While Salvini was one among 11 European leaders to appear at the rally Saturday, the Associated Press reports that most of the tens of thousands of supporters who filled the square outside Milan’s Duomo cathedral were there for the Italian interior minister, with League flags filling the square among a “smattering” of national flags from other countries.
Pecknold had also written that at the end of the campaign rally, when Salvini commended himself and his country to the Immaculate Heart of Mary, “[t]he Milan crowd cheered with Beatle-mania-like vigor.”
Salvini mentioned Pope Francis during the Milan rally Saturday, answering Francis’s comments to a group of journalists that same day at the Vatican not to forget that the Mediterranean had been turned into a cemetery due to migrant drownings.
“To His Holiness, Pope Francis,” Salvini said, “I say that the policy of this government is eliminating the dead in the Mediterranean with pride and Christian charity.”
The crowd promptly booed at the rally when they heard the pope’s name, The Tablet report said.
Several Italian publications reported in recent months based on information from anonymous sources that Pope Francis refuses to meet with Salvini because of Salvini’s strong stance against illegal immigration — this while Francis has met on repeated occasions with supporters of abortion and other issues in conflict with Church teaching.
More recently, papal almoner Cardinal Konrad Krajewski, a close aide to Francis, said as well that the Vatican would deny Salvini a papal blessing for the same reason, comparing Salvini to an abortion-provider and Venezuelan dictators in making the point.
Immigration policy is a prudential issue over which Catholics can disagree regarding specifics of its handling. Abortion, however, is a mortal sin and non-negotiable according to Church teaching.
Francis: Migrants’ rights should override national security concerns
Francis continually signals support for open immigration, condemning attempts to stem the tide of Muslim immigration into Europe, even at the cost of national security.
Since 2015, Europe has faced large-scale to crisis-level immigration, mostly from Muslim-majority countries in the Middle East and Africa.
Many migrants risk and lose their lives while trying to move, and there is rampant disagreement over refugee status, national sovereignty and security concerns, and terrorism and crime, as well as the burden of funding social support for migrants and refugees.

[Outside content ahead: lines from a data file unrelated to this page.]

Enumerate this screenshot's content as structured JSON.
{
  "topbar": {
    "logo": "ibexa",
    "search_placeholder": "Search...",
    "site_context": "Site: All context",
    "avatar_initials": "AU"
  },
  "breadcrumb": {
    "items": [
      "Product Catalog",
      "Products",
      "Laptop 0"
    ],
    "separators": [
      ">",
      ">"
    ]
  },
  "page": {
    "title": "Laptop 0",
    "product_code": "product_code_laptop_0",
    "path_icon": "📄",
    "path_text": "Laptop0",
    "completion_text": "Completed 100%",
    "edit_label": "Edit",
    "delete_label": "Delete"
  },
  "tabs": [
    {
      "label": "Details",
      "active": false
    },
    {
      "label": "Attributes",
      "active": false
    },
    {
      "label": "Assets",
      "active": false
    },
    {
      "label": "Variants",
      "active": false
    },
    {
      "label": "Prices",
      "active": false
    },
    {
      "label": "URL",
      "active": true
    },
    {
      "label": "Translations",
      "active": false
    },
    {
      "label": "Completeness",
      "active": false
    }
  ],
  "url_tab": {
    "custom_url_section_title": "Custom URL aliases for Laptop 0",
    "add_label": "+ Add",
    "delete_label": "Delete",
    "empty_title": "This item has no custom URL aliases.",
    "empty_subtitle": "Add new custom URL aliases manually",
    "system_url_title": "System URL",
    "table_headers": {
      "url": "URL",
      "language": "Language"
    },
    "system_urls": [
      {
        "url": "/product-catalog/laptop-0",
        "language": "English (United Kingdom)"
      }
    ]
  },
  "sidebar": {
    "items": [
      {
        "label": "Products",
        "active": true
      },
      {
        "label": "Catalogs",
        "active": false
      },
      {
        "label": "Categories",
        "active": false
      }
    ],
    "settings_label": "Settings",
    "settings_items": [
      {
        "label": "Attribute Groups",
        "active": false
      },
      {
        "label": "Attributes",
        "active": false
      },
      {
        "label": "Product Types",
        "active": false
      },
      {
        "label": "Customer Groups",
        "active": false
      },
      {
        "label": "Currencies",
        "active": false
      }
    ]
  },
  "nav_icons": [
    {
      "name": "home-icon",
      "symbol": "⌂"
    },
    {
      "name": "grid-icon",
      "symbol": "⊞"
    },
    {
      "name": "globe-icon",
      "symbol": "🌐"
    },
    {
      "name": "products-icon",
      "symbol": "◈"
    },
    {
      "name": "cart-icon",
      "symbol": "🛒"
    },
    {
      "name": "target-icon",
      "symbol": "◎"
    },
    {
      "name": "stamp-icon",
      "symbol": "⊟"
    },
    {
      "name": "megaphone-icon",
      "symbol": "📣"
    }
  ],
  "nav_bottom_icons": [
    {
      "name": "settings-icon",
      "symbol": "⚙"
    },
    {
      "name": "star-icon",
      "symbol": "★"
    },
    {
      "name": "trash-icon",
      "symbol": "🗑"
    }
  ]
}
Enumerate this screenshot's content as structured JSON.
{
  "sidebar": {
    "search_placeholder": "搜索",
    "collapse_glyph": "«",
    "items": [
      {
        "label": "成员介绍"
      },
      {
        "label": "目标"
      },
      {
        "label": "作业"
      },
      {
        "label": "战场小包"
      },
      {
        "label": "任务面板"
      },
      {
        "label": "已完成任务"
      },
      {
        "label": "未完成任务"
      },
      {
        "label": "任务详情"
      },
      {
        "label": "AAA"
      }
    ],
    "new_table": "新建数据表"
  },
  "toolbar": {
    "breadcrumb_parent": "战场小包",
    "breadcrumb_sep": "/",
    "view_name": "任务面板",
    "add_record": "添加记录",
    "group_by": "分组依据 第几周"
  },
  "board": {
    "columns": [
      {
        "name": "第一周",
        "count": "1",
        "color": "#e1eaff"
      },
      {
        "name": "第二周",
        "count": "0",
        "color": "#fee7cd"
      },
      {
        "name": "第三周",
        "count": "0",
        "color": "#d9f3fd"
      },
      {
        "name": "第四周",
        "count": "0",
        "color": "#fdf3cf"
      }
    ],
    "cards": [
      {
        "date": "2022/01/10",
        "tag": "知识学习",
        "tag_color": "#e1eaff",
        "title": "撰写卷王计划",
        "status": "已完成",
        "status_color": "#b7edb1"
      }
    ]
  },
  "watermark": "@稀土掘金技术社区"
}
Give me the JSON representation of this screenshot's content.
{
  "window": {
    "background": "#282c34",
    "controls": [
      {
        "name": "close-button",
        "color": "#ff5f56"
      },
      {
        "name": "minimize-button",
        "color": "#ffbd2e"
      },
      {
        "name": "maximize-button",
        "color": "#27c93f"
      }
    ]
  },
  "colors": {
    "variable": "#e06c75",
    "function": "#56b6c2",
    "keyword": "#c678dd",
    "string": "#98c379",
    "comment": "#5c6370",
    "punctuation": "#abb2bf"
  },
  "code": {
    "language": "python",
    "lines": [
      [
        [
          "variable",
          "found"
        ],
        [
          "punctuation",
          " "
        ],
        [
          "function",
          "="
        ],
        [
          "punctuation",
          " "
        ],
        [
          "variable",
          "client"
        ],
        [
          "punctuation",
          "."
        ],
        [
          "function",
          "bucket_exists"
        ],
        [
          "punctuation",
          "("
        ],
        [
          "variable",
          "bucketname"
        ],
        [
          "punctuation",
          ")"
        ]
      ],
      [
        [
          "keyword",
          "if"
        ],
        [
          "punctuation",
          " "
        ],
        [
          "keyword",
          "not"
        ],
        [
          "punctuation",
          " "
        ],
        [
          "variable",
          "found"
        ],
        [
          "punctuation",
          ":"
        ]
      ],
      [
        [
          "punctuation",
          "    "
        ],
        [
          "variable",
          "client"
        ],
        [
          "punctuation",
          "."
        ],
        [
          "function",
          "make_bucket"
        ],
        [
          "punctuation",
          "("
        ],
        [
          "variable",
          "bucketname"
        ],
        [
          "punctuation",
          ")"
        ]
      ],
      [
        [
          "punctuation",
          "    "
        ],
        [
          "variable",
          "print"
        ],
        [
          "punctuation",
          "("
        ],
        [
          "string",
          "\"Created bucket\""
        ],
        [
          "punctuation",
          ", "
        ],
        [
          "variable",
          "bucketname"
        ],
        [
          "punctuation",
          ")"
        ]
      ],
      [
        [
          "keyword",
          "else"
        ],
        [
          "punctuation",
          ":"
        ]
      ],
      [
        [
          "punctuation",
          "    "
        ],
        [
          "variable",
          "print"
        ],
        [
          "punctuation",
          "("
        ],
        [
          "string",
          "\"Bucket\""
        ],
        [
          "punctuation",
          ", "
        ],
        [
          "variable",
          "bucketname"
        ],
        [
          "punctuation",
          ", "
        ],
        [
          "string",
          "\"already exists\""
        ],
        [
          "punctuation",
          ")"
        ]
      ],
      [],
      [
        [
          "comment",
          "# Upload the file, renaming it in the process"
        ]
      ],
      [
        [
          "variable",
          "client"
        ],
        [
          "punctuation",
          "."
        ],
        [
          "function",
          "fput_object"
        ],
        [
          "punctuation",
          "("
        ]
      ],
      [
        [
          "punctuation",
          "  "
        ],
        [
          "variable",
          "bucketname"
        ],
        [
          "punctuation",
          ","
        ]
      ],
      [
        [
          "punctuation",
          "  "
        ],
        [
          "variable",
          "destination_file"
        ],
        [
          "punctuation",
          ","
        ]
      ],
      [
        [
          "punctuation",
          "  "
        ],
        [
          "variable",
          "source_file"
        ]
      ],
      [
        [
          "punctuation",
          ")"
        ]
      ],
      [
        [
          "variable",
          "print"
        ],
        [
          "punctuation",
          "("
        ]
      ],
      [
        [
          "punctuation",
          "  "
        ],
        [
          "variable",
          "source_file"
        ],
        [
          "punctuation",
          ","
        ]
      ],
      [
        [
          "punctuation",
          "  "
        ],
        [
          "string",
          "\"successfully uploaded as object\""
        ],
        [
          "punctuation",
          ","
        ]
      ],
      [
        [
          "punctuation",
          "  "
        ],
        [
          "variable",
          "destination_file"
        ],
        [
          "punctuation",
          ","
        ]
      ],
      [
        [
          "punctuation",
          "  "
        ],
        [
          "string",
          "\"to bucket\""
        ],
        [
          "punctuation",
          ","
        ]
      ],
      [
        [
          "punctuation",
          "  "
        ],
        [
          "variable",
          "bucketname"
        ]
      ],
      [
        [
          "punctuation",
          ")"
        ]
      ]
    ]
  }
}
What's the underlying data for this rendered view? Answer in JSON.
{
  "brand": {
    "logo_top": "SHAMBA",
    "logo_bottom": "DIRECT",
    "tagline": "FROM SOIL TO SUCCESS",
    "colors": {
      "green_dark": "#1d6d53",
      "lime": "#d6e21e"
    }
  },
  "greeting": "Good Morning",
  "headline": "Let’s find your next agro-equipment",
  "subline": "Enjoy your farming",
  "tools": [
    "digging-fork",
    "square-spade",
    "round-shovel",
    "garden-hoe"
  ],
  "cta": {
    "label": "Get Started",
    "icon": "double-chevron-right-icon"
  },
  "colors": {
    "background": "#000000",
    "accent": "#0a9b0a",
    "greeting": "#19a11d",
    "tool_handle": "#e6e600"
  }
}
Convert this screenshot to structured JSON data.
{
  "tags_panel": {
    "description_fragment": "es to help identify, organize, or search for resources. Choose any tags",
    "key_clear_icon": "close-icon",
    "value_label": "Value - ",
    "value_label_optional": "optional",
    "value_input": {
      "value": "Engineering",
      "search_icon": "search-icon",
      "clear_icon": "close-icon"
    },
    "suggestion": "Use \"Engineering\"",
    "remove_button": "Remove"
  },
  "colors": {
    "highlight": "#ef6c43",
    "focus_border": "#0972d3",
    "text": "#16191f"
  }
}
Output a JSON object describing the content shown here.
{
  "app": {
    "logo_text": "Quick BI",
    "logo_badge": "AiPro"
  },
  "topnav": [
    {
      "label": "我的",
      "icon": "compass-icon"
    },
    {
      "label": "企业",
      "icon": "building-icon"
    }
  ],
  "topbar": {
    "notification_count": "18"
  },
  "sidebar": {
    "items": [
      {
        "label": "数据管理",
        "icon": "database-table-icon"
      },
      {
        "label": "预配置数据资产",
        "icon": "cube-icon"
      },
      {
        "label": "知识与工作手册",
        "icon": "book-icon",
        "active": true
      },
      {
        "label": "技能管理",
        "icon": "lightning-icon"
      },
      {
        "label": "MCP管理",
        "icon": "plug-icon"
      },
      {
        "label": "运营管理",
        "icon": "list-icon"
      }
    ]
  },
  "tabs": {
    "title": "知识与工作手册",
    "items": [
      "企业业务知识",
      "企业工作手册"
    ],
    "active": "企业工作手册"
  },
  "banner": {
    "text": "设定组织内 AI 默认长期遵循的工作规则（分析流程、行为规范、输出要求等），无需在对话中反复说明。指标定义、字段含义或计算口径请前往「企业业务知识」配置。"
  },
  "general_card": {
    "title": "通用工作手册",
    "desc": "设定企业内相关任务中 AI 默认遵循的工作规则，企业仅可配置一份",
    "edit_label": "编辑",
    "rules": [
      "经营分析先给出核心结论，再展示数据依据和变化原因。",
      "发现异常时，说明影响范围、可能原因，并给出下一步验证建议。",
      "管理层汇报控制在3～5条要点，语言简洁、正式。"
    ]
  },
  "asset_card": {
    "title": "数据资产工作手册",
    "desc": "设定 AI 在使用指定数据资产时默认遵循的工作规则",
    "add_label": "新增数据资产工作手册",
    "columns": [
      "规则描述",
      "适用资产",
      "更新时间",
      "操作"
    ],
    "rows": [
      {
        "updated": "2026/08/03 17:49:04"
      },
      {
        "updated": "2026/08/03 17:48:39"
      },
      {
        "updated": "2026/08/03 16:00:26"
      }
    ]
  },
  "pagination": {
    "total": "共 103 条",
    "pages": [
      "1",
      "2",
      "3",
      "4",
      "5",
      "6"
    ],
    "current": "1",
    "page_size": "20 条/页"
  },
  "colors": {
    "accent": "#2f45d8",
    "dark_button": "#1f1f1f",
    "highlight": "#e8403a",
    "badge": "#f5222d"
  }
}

A complicit media establishment has continually downplayed any downside to open borders in most arenas throughout the crisis.
The pope has condemned walls related to national borders on more than one occasion — a veiled reference to U.S. president Donald Trump for Trump’s national security policies deferential to the U.S. Along this same ostensible vein, Francis even said in 2016 that “building walls” instead of “building bridges” “is not Christian.” Then he said again last month, “He who builds a wall ends up a prisoner of the wall he built.”
A ‘duty within the limits of the possible’
Salvini said on Monday that he would like to meet the pope, and he cited the Catechism to say the possible limits of welcoming immigrants had been exceeded.
“I would like to be received by the pope, but I have never asked for it,” Salvini said. “He is one of the most stimulating and fascinating people — I could only learn from him.”
“If the occasion will arise, I will be more than willing to meet him,” Salvini added, according to ANSA. Salvini said welcoming migrants “is a ‘duty within the limits of the possible,’ according to the Catechism of the Catholic Church(, and) the possible has been surpassed.”
On Monday before an ANSA forum, Salvini questioned the idea that invoking the Blessed Mother is offensive.
“I hear I’m being called inhuman because I go around with a crucifix in my pocket,” he said. “May I ask for Mary’s help, or will someone be offended?”
Salvini admitted to being a sinner and said it does not stop him from keeping a rosary with him, Germany’s international broadcaster Deutsche Welle’s Qantara.de reports.
“I am the last among good Christians,” said Salvini, “but I am proud to always have a rosary in my pocket.”